►

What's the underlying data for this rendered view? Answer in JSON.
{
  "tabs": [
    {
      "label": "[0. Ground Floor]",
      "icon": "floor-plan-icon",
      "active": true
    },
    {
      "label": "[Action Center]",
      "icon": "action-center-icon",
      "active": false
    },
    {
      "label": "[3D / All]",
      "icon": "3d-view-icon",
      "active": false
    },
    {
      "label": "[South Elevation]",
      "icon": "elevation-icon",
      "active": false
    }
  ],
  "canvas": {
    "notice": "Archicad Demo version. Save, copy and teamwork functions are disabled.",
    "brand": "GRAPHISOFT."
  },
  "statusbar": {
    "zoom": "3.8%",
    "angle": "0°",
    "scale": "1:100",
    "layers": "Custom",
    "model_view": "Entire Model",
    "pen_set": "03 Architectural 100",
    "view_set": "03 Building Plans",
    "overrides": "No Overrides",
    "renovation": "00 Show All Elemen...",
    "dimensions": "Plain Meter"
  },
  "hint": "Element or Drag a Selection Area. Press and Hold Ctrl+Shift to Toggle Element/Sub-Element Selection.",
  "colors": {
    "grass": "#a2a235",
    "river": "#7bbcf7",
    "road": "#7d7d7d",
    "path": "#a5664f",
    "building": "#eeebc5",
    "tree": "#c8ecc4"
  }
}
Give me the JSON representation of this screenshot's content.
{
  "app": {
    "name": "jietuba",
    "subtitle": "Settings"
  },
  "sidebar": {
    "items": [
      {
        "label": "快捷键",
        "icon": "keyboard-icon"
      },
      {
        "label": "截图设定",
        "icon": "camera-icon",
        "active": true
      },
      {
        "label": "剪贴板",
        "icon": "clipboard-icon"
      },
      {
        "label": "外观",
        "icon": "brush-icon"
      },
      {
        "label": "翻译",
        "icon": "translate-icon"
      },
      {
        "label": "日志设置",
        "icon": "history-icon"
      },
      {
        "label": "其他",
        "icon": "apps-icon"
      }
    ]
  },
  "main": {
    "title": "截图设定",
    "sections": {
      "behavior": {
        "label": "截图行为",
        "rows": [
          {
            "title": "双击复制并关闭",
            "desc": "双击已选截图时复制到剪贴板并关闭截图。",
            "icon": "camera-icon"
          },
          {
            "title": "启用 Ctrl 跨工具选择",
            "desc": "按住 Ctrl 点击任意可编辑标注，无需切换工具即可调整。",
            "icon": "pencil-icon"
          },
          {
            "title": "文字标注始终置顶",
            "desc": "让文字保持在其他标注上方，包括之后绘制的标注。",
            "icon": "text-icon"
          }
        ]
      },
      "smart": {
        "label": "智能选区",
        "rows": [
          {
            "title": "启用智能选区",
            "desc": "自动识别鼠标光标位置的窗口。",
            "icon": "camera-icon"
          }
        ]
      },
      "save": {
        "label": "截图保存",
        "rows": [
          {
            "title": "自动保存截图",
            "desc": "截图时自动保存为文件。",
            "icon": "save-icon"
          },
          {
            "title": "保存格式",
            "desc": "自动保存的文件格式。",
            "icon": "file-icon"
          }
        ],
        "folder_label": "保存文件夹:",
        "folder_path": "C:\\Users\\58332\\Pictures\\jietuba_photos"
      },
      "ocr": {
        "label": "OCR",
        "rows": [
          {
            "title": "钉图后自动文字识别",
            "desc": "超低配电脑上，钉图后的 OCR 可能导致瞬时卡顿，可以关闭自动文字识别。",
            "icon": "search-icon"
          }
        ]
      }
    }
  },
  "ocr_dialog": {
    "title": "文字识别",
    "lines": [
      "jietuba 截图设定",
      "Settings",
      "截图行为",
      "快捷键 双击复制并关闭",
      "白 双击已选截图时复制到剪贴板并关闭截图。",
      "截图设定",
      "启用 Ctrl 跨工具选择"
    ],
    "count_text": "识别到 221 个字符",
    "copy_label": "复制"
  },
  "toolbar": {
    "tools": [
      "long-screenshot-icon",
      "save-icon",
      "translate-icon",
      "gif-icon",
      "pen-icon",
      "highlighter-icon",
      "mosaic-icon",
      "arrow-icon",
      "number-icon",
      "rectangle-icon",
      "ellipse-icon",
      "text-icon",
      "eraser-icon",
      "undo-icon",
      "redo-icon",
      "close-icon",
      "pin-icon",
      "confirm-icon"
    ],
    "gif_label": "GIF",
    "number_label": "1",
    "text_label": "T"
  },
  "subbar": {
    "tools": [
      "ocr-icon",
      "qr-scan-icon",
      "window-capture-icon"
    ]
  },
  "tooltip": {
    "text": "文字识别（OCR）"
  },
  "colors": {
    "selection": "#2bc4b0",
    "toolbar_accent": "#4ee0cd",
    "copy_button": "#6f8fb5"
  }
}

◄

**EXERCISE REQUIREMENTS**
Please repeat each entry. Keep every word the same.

**YOUR SOLUTION**
What's the underlying data for this rendered view? Answer in JSON.
{
  "tabs": [
    {
      "label": "[0. Ground Floor]",
      "icon": "floor-plan-icon",
      "active": true
    },
    {
      "label": "[Action Center]",
      "icon": "action-center-icon",
      "active": false
    },
    {
      "label": "[3D / All]",
      "icon": "3d-view-icon",
      "active": false
    },
    {
      "label": "[South Elevation]",
      "icon": "elevation-icon",
      "active": false
    }
  ],
  "canvas": {
    "notice": "Archicad Demo version. Save, copy and teamwork functions are disabled.",
    "brand": "GRAPHISOFT."
  },
  "statusbar": {
    "zoom": "3.8%",
    "angle": "0°",
    "scale": "1:100",
    "layers": "Custom",
    "model_view": "Entire Model",
    "pen_set": "03 Architectural 100",
    "view_set": "03 Building Plans",
    "overrides": "No Overrides",
    "renovation": "00 Show All Elemen...",
    "dimensions": "Plain Meter"
  },
  "hint": "Element or Drag a Selection Area. Press and Hold Ctrl+Shift to Toggle Element/Sub-Element Selection.",
  "colors": {
    "grass": "#a2a235",
    "river": "#7bbcf7",
    "road": "#7d7d7d",
    "path": "#a5664f",
    "building": "#eeebc5",
    "tree": "#c8ecc4"
  }
}
Give me the JSON representation of this screenshot's content.
{
  "app": {
    "name": "jietuba",
    "subtitle": "Settings"
  },
  "sidebar": {
    "items": [
      {
        "label": "快捷键",
        "icon": "keyboard-icon"
      },
      {
        "label": "截图设定",
        "icon": "camera-icon",
        "active": true
      },
      {
        "label": "剪贴板",
        "icon": "clipboard-icon"
      },
      {
        "label": "外观",
        "icon": "brush-icon"
      },
      {
        "label": "翻译",
        "icon": "translate-icon"
      },
      {
        "label": "日志设置",
        "icon": "history-icon"
      },
      {
        "label": "其他",
        "icon": "apps-icon"
      }
    ]
  },
  "main": {
    "title": "截图设定",
    "sections": {
      "behavior": {
        "label": "截图行为",
        "rows": [
          {
            "title": "双击复制并关闭",
            "desc": "双击已选截图时复制到剪贴板并关闭截图。",
            "icon": "camera-icon"
          },
          {
            "title": "启用 Ctrl 跨工具选择",
            "desc": "按住 Ctrl 点击任意可编辑标注，无需切换工具即可调整。",
            "icon": "pencil-icon"
          },
          {
            "title": "文字标注始终置顶",
            "desc": "让文字保持在其他标注上方，包括之后绘制的标注。",
            "icon": "text-icon"
          }
        ]
      },
      "smart": {
        "label": "智能选区",
        "rows": [
          {
            "title": "启用智能选区",
            "desc": "自动识别鼠标光标位置的窗口。",
            "icon": "camera-icon"
          }
        ]
      },
      "save": {
        "label": "截图保存",
        "rows": [
          {
            "title": "自动保存截图",
            "desc": "截图时自动保存为文件。",
            "icon": "save-icon"
          },
          {
            "title": "保存格式",
            "desc": "自动保存的文件格式。",
            "icon": "file-icon"
          }
        ],
        "folder_label": "保存文件夹:",
        "folder_path": "C:\\Users\\58332\\Pictures\\jietuba_photos"
      },
      "ocr": {
        "label": "OCR",
        "rows": [
          {
            "title": "钉图后自动文字识别",
            "desc": "超低配电脑上，钉图后的 OCR 可能导致瞬时卡顿，可以关闭自动文字识别。",
            "icon": "search-icon"
          }
        ]
      }
    }
  },
  "ocr_dialog": {
    "title": "文字识别",
    "lines": [
      "jietuba 截图设定",
      "Settings",
      "截图行为",
      "快捷键 双击复制并关闭",
      "白 双击已选截图时复制到剪贴板并关闭截图。",
      "截图设定",
      "启用 Ctrl 跨工具选择"
    ],
    "count_text": "识别到 221 个字符",
    "copy_label": "复制"
  },
  "toolbar": {
    "tools": [
      "long-screenshot-icon",
      "save-icon",
      "translate-icon",
      "gif-icon",
      "pen-icon",
      "highlighter-icon",
      "mosaic-icon",
      "arrow-icon",
      "number-icon",
      "rectangle-icon",
      "ellipse-icon",
      "text-icon",
      "eraser-icon",
      "undo-icon",
      "redo-icon",
      "close-icon",
      "pin-icon",
      "confirm-icon"
    ],
    "gif_label": "GIF",
    "number_label": "1",
    "text_label": "T"
  },
  "subbar": {
    "tools": [
      "ocr-icon",
      "qr-scan-icon",
      "window-capture-icon"
    ]
  },
  "tooltip": {
    "text": "文字识别（OCR）"
  },
  "colors": {
    "selection": "#2bc4b0",
    "toolbar_accent": "#4ee0cd",
    "copy_button": "#6f8fb5"
  }
}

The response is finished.